App and web page records
[Start of Attachment]

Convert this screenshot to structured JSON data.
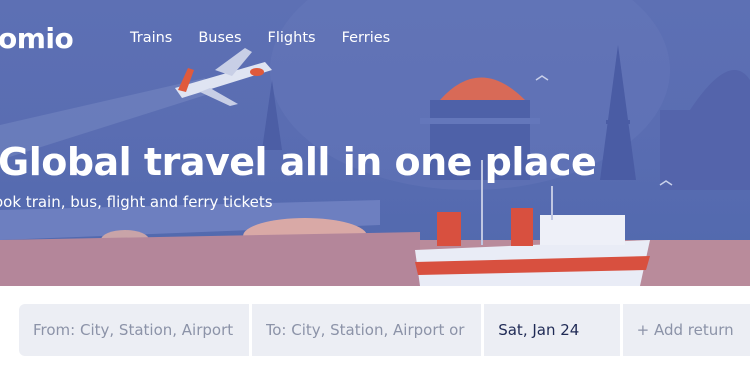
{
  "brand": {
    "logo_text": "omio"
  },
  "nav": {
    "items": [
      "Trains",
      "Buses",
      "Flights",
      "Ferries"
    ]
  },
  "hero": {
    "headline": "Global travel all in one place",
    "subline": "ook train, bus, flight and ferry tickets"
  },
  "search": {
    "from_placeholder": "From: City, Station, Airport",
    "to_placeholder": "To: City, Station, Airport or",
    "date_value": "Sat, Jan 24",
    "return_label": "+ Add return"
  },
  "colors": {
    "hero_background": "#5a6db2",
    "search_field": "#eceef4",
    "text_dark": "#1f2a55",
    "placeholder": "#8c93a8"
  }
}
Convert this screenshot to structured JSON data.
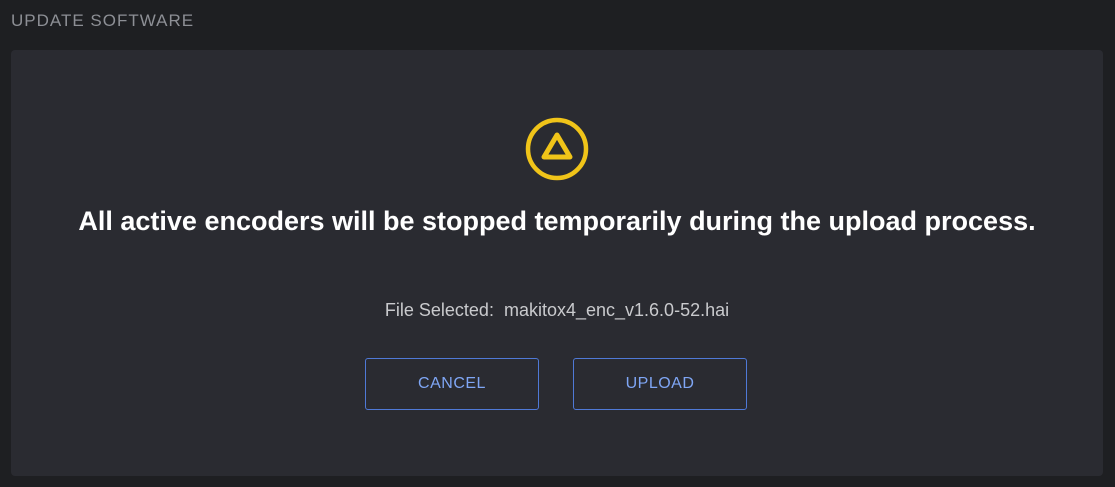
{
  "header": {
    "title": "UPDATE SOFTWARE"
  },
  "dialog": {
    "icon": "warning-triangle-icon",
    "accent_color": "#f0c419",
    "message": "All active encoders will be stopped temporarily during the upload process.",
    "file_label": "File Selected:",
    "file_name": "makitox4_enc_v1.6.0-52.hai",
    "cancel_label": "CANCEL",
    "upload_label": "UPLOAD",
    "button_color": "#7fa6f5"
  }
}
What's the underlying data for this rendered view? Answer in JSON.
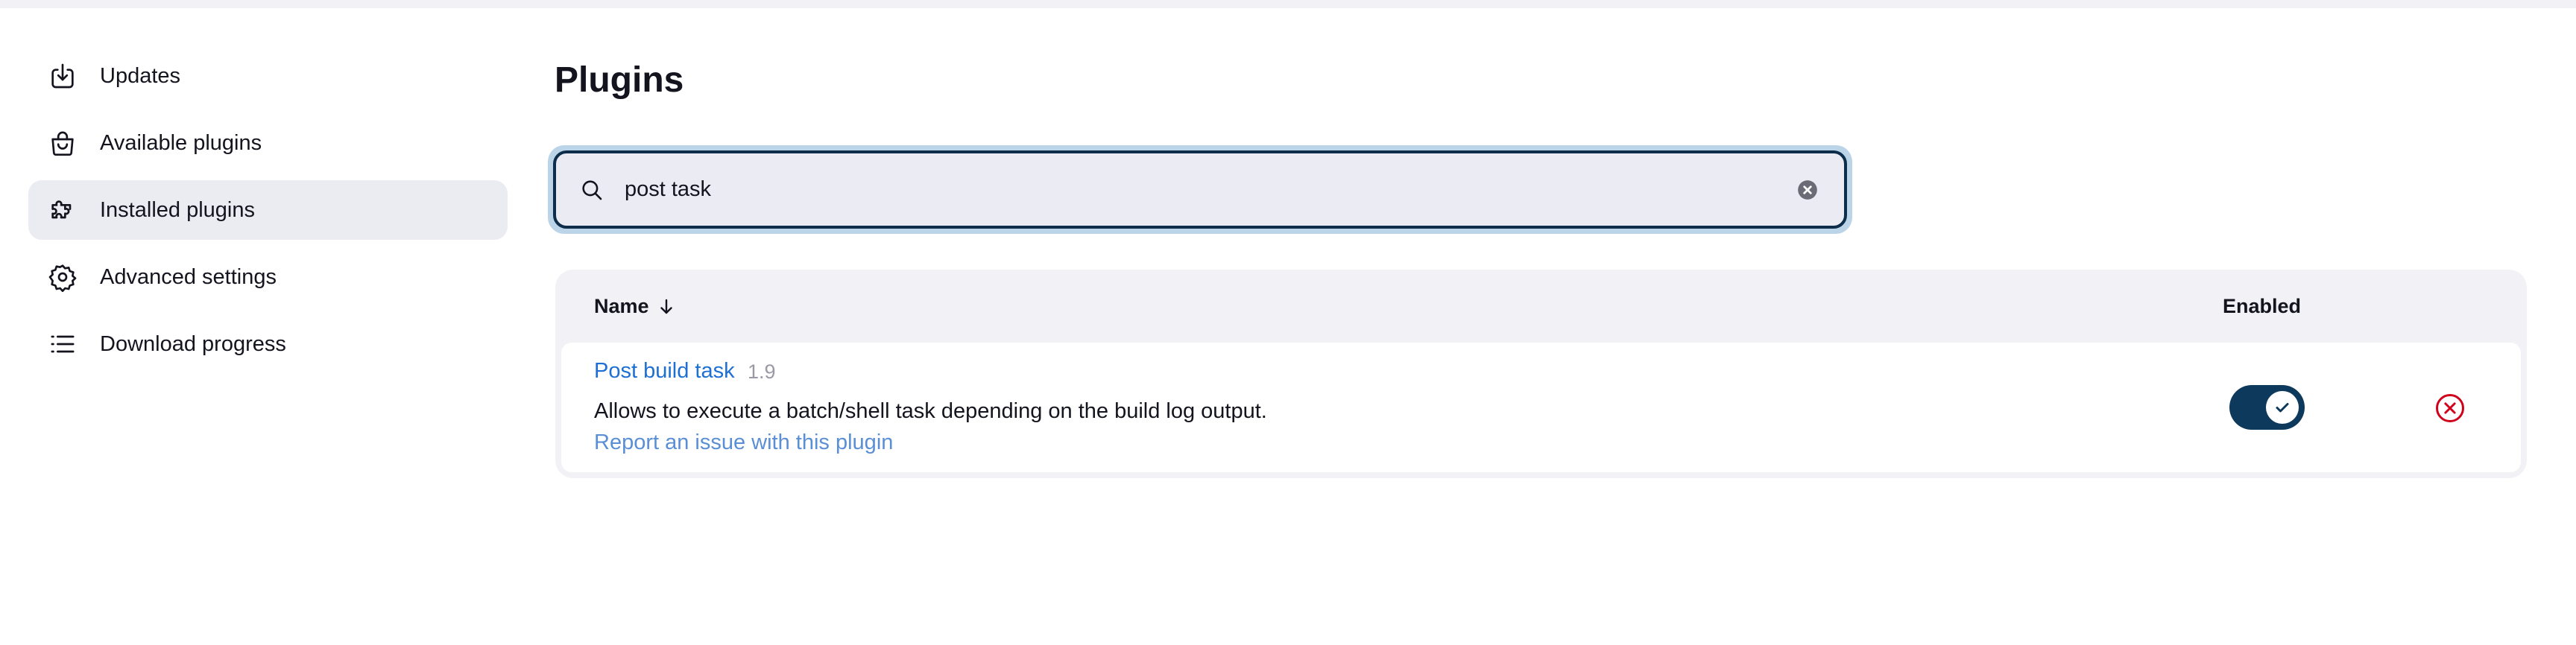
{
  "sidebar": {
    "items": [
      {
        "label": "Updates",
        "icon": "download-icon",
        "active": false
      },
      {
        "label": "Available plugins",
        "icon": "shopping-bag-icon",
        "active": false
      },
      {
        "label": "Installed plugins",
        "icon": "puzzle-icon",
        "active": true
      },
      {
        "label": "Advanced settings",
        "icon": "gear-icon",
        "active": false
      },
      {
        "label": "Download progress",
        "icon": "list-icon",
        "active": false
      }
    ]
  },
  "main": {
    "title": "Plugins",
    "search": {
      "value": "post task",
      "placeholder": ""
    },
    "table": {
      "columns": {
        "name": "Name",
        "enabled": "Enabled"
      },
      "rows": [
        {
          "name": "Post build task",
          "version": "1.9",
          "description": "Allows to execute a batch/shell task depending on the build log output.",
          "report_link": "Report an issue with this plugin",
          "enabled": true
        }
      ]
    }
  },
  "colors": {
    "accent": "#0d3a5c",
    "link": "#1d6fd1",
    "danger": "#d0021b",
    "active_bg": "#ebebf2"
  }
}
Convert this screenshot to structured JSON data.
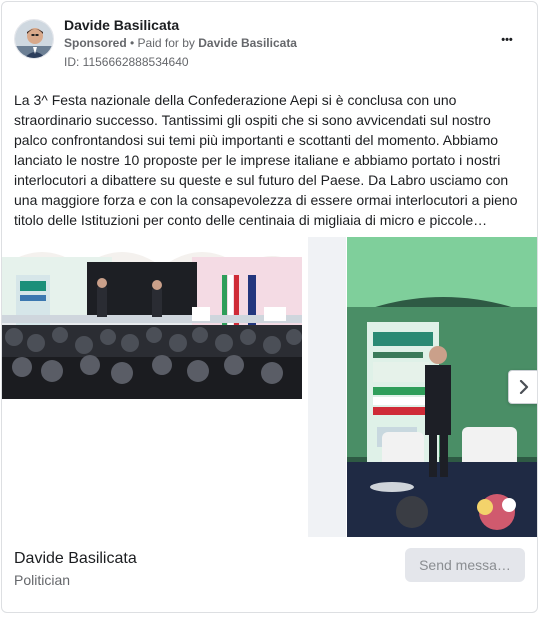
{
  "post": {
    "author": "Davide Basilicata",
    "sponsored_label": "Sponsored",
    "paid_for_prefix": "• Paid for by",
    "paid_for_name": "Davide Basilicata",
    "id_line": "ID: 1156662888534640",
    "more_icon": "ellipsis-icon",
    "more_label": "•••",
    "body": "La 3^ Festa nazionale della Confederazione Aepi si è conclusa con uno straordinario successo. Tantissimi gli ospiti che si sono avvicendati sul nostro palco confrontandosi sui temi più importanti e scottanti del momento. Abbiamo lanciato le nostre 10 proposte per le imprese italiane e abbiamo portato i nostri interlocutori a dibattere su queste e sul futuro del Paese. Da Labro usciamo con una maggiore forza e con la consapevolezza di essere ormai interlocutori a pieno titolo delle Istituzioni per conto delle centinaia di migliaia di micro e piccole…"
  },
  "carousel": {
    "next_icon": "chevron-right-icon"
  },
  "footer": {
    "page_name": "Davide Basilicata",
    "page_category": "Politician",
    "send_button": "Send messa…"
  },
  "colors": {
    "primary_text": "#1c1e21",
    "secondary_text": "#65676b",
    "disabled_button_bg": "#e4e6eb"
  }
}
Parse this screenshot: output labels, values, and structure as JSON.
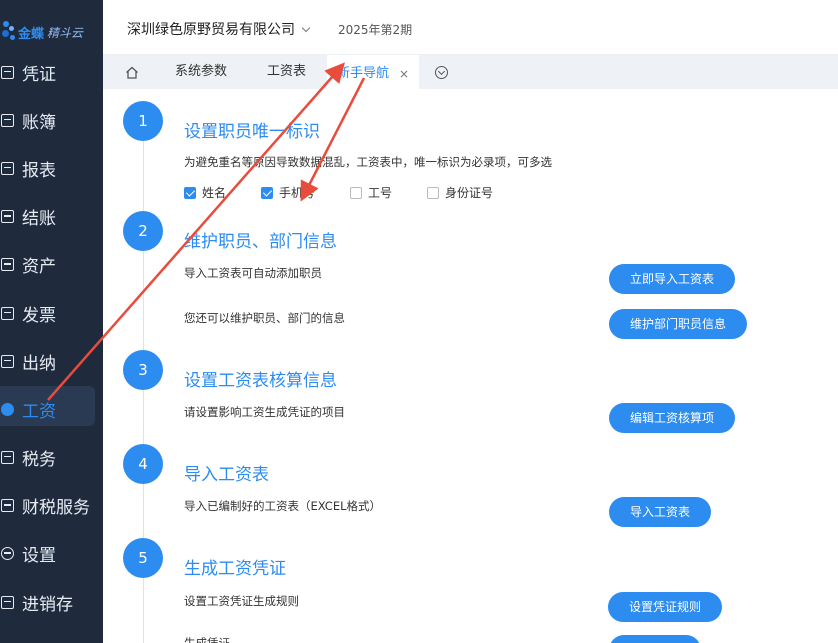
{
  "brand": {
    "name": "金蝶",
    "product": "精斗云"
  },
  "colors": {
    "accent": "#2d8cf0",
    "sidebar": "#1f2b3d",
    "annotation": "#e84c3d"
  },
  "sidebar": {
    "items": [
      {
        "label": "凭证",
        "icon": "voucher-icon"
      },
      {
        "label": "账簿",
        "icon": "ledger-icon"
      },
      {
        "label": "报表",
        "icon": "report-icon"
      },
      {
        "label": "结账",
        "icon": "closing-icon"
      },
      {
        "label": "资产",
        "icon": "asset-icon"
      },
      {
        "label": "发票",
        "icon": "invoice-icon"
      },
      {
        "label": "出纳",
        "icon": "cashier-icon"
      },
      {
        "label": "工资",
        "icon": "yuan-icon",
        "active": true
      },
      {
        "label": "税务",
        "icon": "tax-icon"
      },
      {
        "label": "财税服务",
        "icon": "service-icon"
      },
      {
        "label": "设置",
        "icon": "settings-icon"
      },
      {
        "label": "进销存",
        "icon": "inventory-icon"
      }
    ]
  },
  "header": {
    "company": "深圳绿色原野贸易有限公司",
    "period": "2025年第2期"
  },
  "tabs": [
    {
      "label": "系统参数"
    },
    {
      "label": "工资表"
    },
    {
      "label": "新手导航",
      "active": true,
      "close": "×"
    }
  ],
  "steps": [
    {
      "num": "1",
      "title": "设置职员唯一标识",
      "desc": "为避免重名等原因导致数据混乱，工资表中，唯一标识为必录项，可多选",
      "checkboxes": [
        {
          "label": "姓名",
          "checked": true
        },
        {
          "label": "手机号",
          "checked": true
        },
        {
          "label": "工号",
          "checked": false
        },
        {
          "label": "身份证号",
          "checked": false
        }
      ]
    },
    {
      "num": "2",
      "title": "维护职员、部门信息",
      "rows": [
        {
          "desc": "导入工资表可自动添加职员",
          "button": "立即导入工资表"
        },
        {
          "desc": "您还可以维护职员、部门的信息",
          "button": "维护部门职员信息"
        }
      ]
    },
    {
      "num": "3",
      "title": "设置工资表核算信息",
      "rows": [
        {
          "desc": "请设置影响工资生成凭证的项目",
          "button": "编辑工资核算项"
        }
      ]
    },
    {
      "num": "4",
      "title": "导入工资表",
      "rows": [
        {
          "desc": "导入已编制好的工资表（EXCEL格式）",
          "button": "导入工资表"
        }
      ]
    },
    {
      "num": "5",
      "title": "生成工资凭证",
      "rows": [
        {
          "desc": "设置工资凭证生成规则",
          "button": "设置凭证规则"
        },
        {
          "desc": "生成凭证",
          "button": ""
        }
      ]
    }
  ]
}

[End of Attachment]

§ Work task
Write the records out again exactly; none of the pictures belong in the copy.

§ Answer space
Convert this screenshot to structured JSON data.
{
  "brand": {
    "logo_text": "omio"
  },
  "nav": {
    "items": [
      "Trains",
      "Buses",
      "Flights",
      "Ferries"
    ]
  },
  "hero": {
    "headline": "Global travel all in one place",
    "subline": "ook train, bus, flight and ferry tickets"
  },
  "search": {
    "from_placeholder": "From: City, Station, Airport",
    "to_placeholder": "To: City, Station, Airport or",
    "date_value": "Sat, Jan 24",
    "return_label": "+ Add return"
  },
  "colors": {
    "hero_background": "#5a6db2",
    "search_field": "#eceef4",
    "text_dark": "#1f2a55",
    "placeholder": "#8c93a8"
  }
}
Convert this screenshot to structured JSON data.
{
  "header": {
    "title": "UPDATE SOFTWARE"
  },
  "dialog": {
    "icon": "warning-triangle-icon",
    "accent_color": "#f0c419",
    "message": "All active encoders will be stopped temporarily during the upload process.",
    "file_label": "File Selected:",
    "file_name": "makitox4_enc_v1.6.0-52.hai",
    "cancel_label": "CANCEL",
    "upload_label": "UPLOAD",
    "button_color": "#7fa6f5"
  }
}
What's the underlying data for this rendered view? Answer in JSON.
{
  "sidebar": {
    "items": [
      {
        "label": "Updates",
        "icon": "download-icon",
        "active": false
      },
      {
        "label": "Available plugins",
        "icon": "shopping-bag-icon",
        "active": false
      },
      {
        "label": "Installed plugins",
        "icon": "puzzle-icon",
        "active": true
      },
      {
        "label": "Advanced settings",
        "icon": "gear-icon",
        "active": false
      },
      {
        "label": "Download progress",
        "icon": "list-icon",
        "active": false
      }
    ]
  },
  "main": {
    "title": "Plugins",
    "search": {
      "value": "post task",
      "placeholder": ""
    },
    "table": {
      "columns": {
        "name": "Name",
        "enabled": "Enabled"
      },
      "rows": [
        {
          "name": "Post build task",
          "version": "1.9",
          "description": "Allows to execute a batch/shell task depending on the build log output.",
          "report_link": "Report an issue with this plugin",
          "enabled": true
        }
      ]
    }
  },
  "colors": {
    "accent": "#0d3a5c",
    "link": "#1d6fd1",
    "danger": "#d0021b",
    "active_bg": "#ebebf2"
  }
}
Convert this screenshot to structured JSON data.
{
  "post": {
    "author": "Davide Basilicata",
    "sponsored_label": "Sponsored",
    "paid_for_prefix": "• Paid for by",
    "paid_for_name": "Davide Basilicata",
    "id_line": "ID: 1156662888534640",
    "more_icon": "ellipsis-icon",
    "more_label": "•••",
    "body": "La 3^ Festa nazionale della Confederazione Aepi si è conclusa con uno straordinario successo. Tantissimi gli ospiti che si sono avvicendati sul nostro palco confrontandosi sui temi più importanti e scottanti del momento. Abbiamo lanciato le nostre 10 proposte per le imprese italiane e abbiamo portato i nostri interlocutori a dibattere su queste e sul futuro del Paese. Da Labro usciamo con una maggiore forza e con la consapevolezza di essere ormai interlocutori a pieno titolo delle Istituzioni per conto delle centinaia di migliaia di micro e piccole…"
  },
  "carousel": {
    "next_icon": "chevron-right-icon"
  },
  "footer": {
    "page_name": "Davide Basilicata",
    "page_category": "Politician",
    "send_button": "Send messa…"
  },
  "colors": {
    "primary_text": "#1c1e21",
    "secondary_text": "#65676b",
    "disabled_button_bg": "#e4e6eb"
  }
}
Parse this screenshot: output labels, values, and structure as JSON.
{
  "brand": {
    "name": "金蝶",
    "product": "精斗云"
  },
  "colors": {
    "accent": "#2d8cf0",
    "sidebar": "#1f2b3d",
    "annotation": "#e84c3d"
  },
  "sidebar": {
    "items": [
      {
        "label": "凭证",
        "icon": "voucher-icon"
      },
      {
        "label": "账簿",
        "icon": "ledger-icon"
      },
      {
        "label": "报表",
        "icon": "report-icon"
      },
      {
        "label": "结账",
        "icon": "closing-icon"
      },
      {
        "label": "资产",
        "icon": "asset-icon"
      },
      {
        "label": "发票",
        "icon": "invoice-icon"
      },
      {
        "label": "出纳",
        "icon": "cashier-icon"
      },
      {
        "label": "工资",
        "icon": "yuan-icon",
        "active": true
      },
      {
        "label": "税务",
        "icon": "tax-icon"
      },
      {
        "label": "财税服务",
        "icon": "service-icon"
      },
      {
        "label": "设置",
        "icon": "settings-icon"
      },
      {
        "label": "进销存",
        "icon": "inventory-icon"
      }
    ]
  },
  "header": {
    "company": "深圳绿色原野贸易有限公司",
    "period": "2025年第2期"
  },
  "tabs": [
    {
      "label": "系统参数"
    },
    {
      "label": "工资表"
    },
    {
      "label": "新手导航",
      "active": true,
      "close": "×"
    }
  ],
  "steps": [
    {
      "num": "1",
      "title": "设置职员唯一标识",
      "desc": "为避免重名等原因导致数据混乱，工资表中，唯一标识为必录项，可多选",
      "checkboxes": [
        {
          "label": "姓名",
          "checked": true
        },
        {
          "label": "手机号",
          "checked": true
        },
        {
          "label": "工号",
          "checked": false
        },
        {
          "label": "身份证号",
          "checked": false
        }
      ]
    },
    {
      "num": "2",
      "title": "维护职员、部门信息",
      "rows": [
        {
          "desc": "导入工资表可自动添加职员",
          "button": "立即导入工资表"
        },
        {
          "desc": "您还可以维护职员、部门的信息",
          "button": "维护部门职员信息"
        }
      ]
    },
    {
      "num": "3",
      "title": "设置工资表核算信息",
      "rows": [
        {
          "desc": "请设置影响工资生成凭证的项目",
          "button": "编辑工资核算项"
        }
      ]
    },
    {
      "num": "4",
      "title": "导入工资表",
      "rows": [
        {
          "desc": "导入已编制好的工资表（EXCEL格式）",
          "button": "导入工资表"
        }
      ]
    },
    {
      "num": "5",
      "title": "生成工资凭证",
      "rows": [
        {
          "desc": "设置工资凭证生成规则",
          "button": "设置凭证规则"
        },
        {
          "desc": "生成凭证",
          "button": ""
        }
      ]
    }
  ]
}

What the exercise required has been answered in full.